The Impact Of Social Media In Family Law Disputes
18 million Australians have active social media accounts. That’s 72% of the population. Australians love to share their lives on different social media platforms. It’s not uncommon for people to post revealing information or photographs on these public forums. Have you ever considered how such posts may impact the outcome of your family law matter? The impact of social media in family law disputes is now something that family lawyers raise with their clients at the outset. Our firm even provides written warnings in the first letter outlining our concerns regarding the tendency to “overshare” on social media.
The impact of social media on a future Family Law Dispute is not something contemplated at the time of posting to social media. If we all had the ability to turn back time, there would definitely be things from our youth we would probably remove from social media. Historical social media posts can become an issue in a Family Law Dispute years after they are posted. Even more impactful can be social media interaction during your family law matter. A reactive post can seriously impact the outcome of your matter.

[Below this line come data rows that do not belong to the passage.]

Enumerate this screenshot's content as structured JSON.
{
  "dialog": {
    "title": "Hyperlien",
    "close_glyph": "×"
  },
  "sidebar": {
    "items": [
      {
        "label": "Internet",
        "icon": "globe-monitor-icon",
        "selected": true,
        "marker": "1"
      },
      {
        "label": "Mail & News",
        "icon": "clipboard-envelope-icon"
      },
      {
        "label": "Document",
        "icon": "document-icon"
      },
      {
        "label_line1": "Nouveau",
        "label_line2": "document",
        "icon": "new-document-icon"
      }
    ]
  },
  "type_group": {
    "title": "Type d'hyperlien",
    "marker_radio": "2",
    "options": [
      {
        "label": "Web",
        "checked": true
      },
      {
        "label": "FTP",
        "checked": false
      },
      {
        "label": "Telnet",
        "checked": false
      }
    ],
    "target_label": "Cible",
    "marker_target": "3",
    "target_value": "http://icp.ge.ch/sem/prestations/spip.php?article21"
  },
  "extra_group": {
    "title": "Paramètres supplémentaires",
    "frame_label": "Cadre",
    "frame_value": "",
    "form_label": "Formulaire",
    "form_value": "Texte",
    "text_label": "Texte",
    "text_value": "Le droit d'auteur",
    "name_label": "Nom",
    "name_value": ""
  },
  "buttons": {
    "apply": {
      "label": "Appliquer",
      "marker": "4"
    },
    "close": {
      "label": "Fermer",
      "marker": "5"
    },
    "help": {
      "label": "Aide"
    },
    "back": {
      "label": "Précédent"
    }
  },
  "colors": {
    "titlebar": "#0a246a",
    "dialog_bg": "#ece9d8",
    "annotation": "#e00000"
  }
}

Why Do People Use Social Media?
It is normal to feel overwhelmed, anxious and angry when going through separation or divorce. The process takes a toll on everyone involved. Unfortunately, parties to a family law matter often turn to social media to air their grievances and frustrations. Posting to social media may be the only option they see available to achieve any type of justice or feel that they have a voice.
Unfortunately, depending on what information you share, posting on social media can potentially do more harm than good. It can be used as evidence against you during court proceedings and adversely affect your Family Law matter outcome.
What is the Impact of Social Media In Family Law Disputes: What To Remember
Change Your Passwords
Check your email and computer security. Make sure that your former spouse cannot access social media networks such as Facebook or Instagram. Be aware that most lawyers will Google their own clients and their client’s former spouse as part of their preparations for a family law trial. Make your profile private. Ideally, refrain from making posts or blogs.
Protect Your Location
Consider whether your safety is an issue. Posting on social media can provide information on your whereabouts through the metadata or location data. It poses a great danger, particularly if you are at risk of domestic violence.
Be Mindful Of What You Post
All emails, text messages and is in recent years, social media posts should be written as if they will be reviewed by the Family Court. If your conduct proves damaging to your case, only 20/20 hindsight could have corrected it.
You may need to come before the Family Court, a court of ‘perceptions’. Your behaviour via social media posts may give rise to assumptions of your behaviour during your marriage or relationship. The impact of social media in your Family Law Dispute and how your lifestyle is portrayed on social media can be far-reaching.
Ensure that what you post is always of a tasteful nature. Avoid sharing explicit images and videos. Never post disparaging comments about the judge, the Court and the legal process as this information will be available to the Courts.
Never Post Defamatory Comments About Your Former Partner
Negative comments about your former partner on social media are regularly annexed to affidavits filed in a Family Law parenting matter. Negative social media posts don’t support both parents being able to co-parent the children and support the other parent’s relationship with the children.
Social media is a powerful tool for social networking. It allows users to express themselves and share information with a broader audience. When dealing with Family Law matters, all parties should use it with even more consciousness and caution.
The Impact of Social Media In Family Law Disputes: Think Before You Click
A great rule of thumb is ‘think before you click’. When looking at the impact of social media in your Family Dispute, consider how an objective person who is not familiar with your case or the parties involved will view the post. If emotions are high at the moment, it’s better to rest on the post/comment and decide later if you still want to share it.